[Recorded data]
=== Section Start ===
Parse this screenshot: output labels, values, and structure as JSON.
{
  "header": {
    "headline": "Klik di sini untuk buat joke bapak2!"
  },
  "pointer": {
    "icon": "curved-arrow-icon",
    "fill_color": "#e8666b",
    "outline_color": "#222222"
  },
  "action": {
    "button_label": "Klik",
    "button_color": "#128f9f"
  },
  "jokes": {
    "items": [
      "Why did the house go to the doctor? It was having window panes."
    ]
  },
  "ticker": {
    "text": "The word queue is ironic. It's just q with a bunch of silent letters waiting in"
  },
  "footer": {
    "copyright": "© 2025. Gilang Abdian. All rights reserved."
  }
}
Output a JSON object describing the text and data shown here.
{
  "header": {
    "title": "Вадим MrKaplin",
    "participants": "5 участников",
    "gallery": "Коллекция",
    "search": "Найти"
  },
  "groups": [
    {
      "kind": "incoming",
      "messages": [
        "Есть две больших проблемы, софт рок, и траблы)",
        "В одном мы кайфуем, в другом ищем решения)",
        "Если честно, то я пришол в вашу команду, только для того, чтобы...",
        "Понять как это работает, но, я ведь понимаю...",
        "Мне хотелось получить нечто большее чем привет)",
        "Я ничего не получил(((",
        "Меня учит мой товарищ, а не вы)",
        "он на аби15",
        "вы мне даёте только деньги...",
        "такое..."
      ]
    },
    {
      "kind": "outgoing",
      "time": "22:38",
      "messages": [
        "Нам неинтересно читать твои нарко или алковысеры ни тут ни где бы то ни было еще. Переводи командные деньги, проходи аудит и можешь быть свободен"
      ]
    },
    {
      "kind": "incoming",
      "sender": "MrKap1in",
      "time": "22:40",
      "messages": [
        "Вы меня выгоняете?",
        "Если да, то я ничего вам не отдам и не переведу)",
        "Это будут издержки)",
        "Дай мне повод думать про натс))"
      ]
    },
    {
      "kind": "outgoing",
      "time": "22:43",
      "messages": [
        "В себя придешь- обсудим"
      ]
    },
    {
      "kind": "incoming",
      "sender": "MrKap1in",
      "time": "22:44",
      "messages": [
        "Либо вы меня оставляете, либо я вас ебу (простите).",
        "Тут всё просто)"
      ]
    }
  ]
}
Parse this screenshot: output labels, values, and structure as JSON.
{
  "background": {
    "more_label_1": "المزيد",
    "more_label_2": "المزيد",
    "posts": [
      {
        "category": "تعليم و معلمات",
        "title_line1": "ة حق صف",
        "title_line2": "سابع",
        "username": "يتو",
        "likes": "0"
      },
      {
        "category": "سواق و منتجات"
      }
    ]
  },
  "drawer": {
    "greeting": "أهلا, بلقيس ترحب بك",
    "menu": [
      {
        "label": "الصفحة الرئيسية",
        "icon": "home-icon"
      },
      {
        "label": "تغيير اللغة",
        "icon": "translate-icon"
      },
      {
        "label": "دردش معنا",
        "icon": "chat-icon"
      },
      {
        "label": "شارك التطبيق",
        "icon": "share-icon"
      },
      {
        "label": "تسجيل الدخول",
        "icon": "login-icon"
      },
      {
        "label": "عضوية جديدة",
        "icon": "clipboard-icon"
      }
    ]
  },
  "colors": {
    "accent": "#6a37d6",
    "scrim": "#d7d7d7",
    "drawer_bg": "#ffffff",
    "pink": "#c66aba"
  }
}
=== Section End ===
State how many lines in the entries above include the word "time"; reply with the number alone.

Task result:
4